Prescription fish oil capsules contain a higher dose of omega-3 fatty acids than non-prescription versions.
Your doctor will probably only recommended prescription-strength fish oil if your triglycerides are very high (more than 500 mg/dL).
Research suggests very high triglyceride levels are linked to an increased risk of heart disease. However, more research is needed to determine if prescription omega-3s lower the risk of heart disease.
Very high triglycerides are also linked to pancreatitis.
Two types of prescription-strength omega-3 fatty acids are available:
- Lovaza (omega-3-acid ethyl esters). This contains a combination of EPA and DHA.
- Vascepa (icosapent ethyl). This contains EPA only.
Prescription omega-3s are taken as four 1-gram capsules a day.
Side Effects of Non-Prescription Omega-3s
The FDA doesn't regulate supplements as closely as prescriptions. So the amount of omega-3s listed on the label may be higher than what you actually get. In addition, supplements may not be pure omega-3s and may contain other ingredients or contaminants.
Omega-3 fatty acid supplements come in many different doses and types. Each supplement can contain different ingredients, depending on the manufacturer's standards.
Non-prescription omega-3 fatty acid supplements may cause mild side effects, such as:
- Fishy burps or taste in the mouth
- Upset stomach
Talk to your doctor before taking omega-3 supplements if you:
Also, ask your doctor if you really need to take an omega-3 supplement. In most cases, all you need are a few adjustments to your diet. If your doctor does recommend a supplement, ask what type and dose you should use. Be sure to talk about your health history and other medicines you're taking.
Side Effects of Prescription Omega-3s
Common side effects of prescription omega-3s vary according to the type of prescription.
Side effects of Lovaza include:
- Unpleasant taste in mouth
- Upset stomach
A common side effect of Vascepa is joint pain.
Prescription omega-3 fatty acids or high doses of omega-3 supplements may also affect the blood's ability to clot. People who take blood-thinning medications should be aware of this precaution if they also take omega-3s. Talk to your doctor if you take blood thinning medicines, such as Coumadin (warfarin) or nonsteroidal anti-inflammatory drugs ( NSAIDs) such as aspirin and ibuprofen.

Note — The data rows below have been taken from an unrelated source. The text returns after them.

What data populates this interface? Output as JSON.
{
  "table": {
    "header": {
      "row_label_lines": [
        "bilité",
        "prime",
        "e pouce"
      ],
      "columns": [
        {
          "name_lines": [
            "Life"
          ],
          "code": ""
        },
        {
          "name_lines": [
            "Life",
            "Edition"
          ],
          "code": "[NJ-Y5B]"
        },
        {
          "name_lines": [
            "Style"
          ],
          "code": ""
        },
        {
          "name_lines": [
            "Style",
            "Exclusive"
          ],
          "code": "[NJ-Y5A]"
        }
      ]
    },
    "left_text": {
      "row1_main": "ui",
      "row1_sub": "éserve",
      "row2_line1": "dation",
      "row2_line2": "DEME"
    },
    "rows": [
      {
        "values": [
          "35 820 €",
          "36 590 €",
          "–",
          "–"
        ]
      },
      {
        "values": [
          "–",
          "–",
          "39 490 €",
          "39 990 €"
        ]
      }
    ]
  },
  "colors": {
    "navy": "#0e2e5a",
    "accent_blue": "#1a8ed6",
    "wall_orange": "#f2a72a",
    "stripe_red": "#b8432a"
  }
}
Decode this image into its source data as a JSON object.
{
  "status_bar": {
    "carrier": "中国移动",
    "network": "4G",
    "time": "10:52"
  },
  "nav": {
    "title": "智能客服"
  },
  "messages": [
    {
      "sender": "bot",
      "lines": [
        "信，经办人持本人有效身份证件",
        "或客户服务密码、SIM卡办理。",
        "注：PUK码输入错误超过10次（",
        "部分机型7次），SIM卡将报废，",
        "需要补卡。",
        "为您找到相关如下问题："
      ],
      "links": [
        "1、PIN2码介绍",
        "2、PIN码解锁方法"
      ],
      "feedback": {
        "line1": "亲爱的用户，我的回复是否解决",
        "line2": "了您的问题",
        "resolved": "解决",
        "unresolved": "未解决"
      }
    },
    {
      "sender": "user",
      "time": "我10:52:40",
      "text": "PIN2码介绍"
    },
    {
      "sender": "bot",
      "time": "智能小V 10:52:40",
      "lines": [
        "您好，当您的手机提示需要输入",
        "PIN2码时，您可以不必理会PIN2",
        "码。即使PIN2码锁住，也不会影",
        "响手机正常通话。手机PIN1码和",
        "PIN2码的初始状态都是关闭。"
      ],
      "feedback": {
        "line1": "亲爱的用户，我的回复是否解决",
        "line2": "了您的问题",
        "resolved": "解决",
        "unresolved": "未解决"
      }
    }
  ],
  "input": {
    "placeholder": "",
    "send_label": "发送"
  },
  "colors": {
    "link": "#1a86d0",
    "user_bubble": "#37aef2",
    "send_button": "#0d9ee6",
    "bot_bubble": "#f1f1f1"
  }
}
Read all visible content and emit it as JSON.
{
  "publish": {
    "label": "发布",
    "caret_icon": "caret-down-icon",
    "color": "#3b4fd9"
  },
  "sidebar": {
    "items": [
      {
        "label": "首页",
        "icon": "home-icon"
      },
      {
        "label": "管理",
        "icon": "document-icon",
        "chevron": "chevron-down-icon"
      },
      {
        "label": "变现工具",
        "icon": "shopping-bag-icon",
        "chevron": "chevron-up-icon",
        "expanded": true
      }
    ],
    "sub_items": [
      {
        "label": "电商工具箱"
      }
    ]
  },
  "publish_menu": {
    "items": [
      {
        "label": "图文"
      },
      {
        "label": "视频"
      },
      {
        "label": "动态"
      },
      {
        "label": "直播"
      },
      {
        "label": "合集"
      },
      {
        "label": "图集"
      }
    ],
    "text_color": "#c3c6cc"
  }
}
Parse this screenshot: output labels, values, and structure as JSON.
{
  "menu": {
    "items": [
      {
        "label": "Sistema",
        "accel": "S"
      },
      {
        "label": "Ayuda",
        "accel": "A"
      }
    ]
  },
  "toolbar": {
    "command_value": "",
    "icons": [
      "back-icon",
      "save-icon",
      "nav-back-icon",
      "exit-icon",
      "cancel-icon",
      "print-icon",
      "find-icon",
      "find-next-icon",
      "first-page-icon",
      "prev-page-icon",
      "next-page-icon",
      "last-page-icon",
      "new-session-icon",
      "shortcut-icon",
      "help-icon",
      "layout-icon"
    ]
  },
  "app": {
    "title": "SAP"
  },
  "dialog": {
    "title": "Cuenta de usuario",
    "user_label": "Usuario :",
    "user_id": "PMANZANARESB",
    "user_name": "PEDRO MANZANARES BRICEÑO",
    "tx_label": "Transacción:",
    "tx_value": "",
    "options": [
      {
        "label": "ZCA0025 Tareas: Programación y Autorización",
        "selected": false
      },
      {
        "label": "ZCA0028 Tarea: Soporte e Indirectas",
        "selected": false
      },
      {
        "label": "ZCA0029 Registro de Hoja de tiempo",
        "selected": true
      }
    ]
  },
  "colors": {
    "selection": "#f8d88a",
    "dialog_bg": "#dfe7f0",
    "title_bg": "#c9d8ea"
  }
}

Omega-3 fatty acids lower high triglyceride levels, but brands that contain DHA may raise levels of LDL "bad" cholesterol. This could be a problem if you also have high cholesterol, which often goes hand-in-hand with high triglycerides.